Amazon posted a profit of $79 million, or 17 cents per share, for the third quarter, surprising analysts that expected the online retail giant to swing back to a loss of 13 cents per share after reporting a profitable second quarter.
Shareholders of Amazon are accustomed to the company's decisions of investing the money that it makes, while posting either very narrow profits or a loss. However, for the third quarter, Amazon's financials were boosted by unit Amazon Web Services, which rents out storage and computing power to companies over the Internet.

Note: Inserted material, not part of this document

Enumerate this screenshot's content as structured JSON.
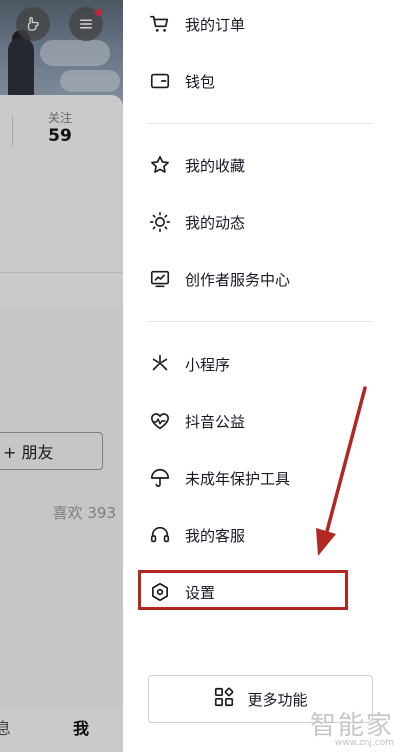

The revenue of the Amazon Web Services division for the third quarter increased by 78 percent to $2.1 billion, with the unit's operating income increasing by over five times to $521 million.
Not only was Amazon able to post an unexpected profit for the quarter, but it was also able to report revenue that is higher than expected. Amazon's net sales increased by 23 percent to $25.36 billion, beating the expectations of analysts for sales of $24.91 billion.
The unexpected third quarter results for Amazon, which were released after the close of the stock market, resulted in high demand for Amazon shares. At the end of the trading day, Amazon shares were at $563.91, an increase of $8.14, and then jumped up with an increase of $54.79 to $618.70.This would be an all-time high for Amazon's shares if it remains at this level upon the opening of trading on Oct. 23.
The massive gain in stock prices is a complete turnaround for Amazon, which posted a larger-than-expected loss that caused its share prices to dip below $300. The troubles of Amazon then were largely attributed to the disappointing performance of the company's Fire Phone.
On the earnings call, Brian Olsavsky, the chief financial officer of Amazon, discussed the company's strategy for reinvestments, stating that the initiatives have been allowing Amazon to decrease costs and post strong results at the same time.
"The good thing about 30 percent revenue growth is it gives you a lot more costs to work on as well," Olsavsky said, adding that cost reduction will always be present despite different levels of investments.
This is only the third time that Amazon has posted consecutive quarterly profits over a span of three years. If the company can once again turn out a profit next quarter, it would be the longest streak since the company started falling in and out of loss since 2012. Whether the online retail giant can do so, however, remains to be seen, though it will be aided by the holiday shopping frenzy.